It’s cold, it’s grey and October half-term is looming ever nearer, but don’t worry, the kids will not return to school with square eyes and an acute attention span deficit from watching so much TV or playing so many video games.
This October half-term, stretch and excite your little ones with the easy to set up, exciting and inexpensive activity: trick photography. All you need is a camera: doesn’t matter what type, a smartphone camera is as good as any, and your imagination... that’s it. Here are a few ideas to get you started:
Climbing up a wall.
Play with perspective and photograph someone pretending to climb along a paved floor, to create the appearance of a superhero figure clambering up a vertical wall. Shoot from slightly below your subject and make sure they’re positioned in the perfect climbing position.
Put anything in the palm of your hand.
Create distance between you and the person or thing you want to be placed in their hand and leave the rest to perspective. Get creative with posing by getting your subject to jump, pretend to run, or even change the hand position, to a pinch, a flick or catch.
Capture a glimpse of a ‘headless monster’.

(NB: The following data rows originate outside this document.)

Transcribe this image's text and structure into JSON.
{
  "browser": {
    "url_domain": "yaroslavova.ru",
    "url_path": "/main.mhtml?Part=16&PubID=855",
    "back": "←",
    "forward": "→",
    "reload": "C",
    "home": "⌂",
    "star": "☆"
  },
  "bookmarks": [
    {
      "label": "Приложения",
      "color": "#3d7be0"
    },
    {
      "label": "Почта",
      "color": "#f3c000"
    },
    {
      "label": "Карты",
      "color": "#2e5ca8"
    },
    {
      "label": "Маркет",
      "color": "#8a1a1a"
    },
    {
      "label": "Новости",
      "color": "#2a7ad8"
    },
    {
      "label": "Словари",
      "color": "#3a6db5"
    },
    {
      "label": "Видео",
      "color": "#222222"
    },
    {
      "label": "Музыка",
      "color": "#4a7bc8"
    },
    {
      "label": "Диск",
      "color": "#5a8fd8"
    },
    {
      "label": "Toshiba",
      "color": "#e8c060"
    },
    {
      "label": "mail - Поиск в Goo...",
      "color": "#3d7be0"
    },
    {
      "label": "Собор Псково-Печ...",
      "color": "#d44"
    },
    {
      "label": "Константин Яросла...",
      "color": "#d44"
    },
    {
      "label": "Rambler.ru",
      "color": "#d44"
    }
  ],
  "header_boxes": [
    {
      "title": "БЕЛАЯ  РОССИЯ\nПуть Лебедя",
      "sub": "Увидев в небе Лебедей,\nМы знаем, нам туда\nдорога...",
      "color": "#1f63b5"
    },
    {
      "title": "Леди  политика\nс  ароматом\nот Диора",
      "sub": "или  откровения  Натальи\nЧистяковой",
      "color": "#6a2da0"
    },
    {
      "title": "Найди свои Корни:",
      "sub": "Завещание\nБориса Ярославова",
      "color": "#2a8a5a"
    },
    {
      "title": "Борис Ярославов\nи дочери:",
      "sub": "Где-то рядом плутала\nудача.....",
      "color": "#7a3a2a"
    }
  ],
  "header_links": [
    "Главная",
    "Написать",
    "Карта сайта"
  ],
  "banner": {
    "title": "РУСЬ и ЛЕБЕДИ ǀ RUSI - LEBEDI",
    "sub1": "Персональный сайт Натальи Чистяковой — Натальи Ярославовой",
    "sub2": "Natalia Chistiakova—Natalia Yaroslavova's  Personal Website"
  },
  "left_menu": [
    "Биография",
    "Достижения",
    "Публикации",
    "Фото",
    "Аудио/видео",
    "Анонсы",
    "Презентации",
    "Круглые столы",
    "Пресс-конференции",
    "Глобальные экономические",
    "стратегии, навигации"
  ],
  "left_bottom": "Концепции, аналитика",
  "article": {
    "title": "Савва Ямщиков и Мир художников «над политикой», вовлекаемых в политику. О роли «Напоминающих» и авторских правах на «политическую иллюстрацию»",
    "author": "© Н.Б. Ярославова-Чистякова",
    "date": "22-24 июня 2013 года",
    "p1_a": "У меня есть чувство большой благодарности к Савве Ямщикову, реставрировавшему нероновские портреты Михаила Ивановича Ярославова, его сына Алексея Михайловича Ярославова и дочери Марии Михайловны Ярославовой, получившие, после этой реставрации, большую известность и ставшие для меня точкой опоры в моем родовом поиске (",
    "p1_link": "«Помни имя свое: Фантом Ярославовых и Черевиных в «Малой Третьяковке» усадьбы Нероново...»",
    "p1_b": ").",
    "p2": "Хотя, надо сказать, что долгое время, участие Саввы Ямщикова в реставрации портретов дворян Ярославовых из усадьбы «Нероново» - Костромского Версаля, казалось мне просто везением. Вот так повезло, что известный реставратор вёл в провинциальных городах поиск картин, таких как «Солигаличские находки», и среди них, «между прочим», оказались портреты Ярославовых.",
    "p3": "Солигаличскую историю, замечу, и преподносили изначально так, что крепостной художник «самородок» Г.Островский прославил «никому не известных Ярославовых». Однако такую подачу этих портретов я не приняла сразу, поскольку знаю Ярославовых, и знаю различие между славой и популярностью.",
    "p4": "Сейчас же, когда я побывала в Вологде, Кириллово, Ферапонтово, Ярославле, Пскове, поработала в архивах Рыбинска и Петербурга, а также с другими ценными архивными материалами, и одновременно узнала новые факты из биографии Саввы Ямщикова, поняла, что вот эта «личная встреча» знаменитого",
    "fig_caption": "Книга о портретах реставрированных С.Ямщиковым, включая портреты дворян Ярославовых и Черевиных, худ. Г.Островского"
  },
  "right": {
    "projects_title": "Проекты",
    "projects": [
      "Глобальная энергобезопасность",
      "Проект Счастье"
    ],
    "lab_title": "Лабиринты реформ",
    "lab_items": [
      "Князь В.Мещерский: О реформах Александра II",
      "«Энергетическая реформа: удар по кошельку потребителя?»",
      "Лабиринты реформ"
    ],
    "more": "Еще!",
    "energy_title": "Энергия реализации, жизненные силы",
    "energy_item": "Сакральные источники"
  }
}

You will need, a wall and two willing subjects. First sit your first subject on the wall, with their back to you and head down. Then get your second subject to place their head on the wall with the rest of their body hidden. Get the sitting subject to hold the other subjects hair, as if they’re holding just a head and shot from below. For the perfect spooky photo to star on the front of your Halloween party invitations.
The sky is the limit
no literally, you can incorporate clouds into your photos. Use your imagination and create objects out of clouds and incorporate them into your photos. Perhaps, you will see a crown fit for a King or Queen float by, which you can position yourself under or a dog-like-cloud you could pretend to play fetch with.
Go on an adventure and document your findings.
Footprints, landscapes and wildlife can be included in your photographs. After you could print the photos and create a memory board or montage of your fun adventure.
Create a stop-motion film
using all or some of these techniques, or you could create a film using toys such as Lego or Barbies. You can use programs such as iStopMotion for iPad from Boinx Software. The software runs only on the iPad (or iPad mini), but it has a secret: a separate iStopCamera app can run on an iPhone and can be controlled from the iPad. With that setup, the iPhone can be locked down on a tripod and not susceptible to tiny nudges when you capture each shot, which would be exaggerated in the animation. The key to stop-motion is finding a location that offers consistent lighting. Sunlight streaming through a window can be stunning when shooting normal video or still photos, but it’s unreliable for stop motion.
There are endless opportunities to what you can do, so the key is just to experiment and have fun.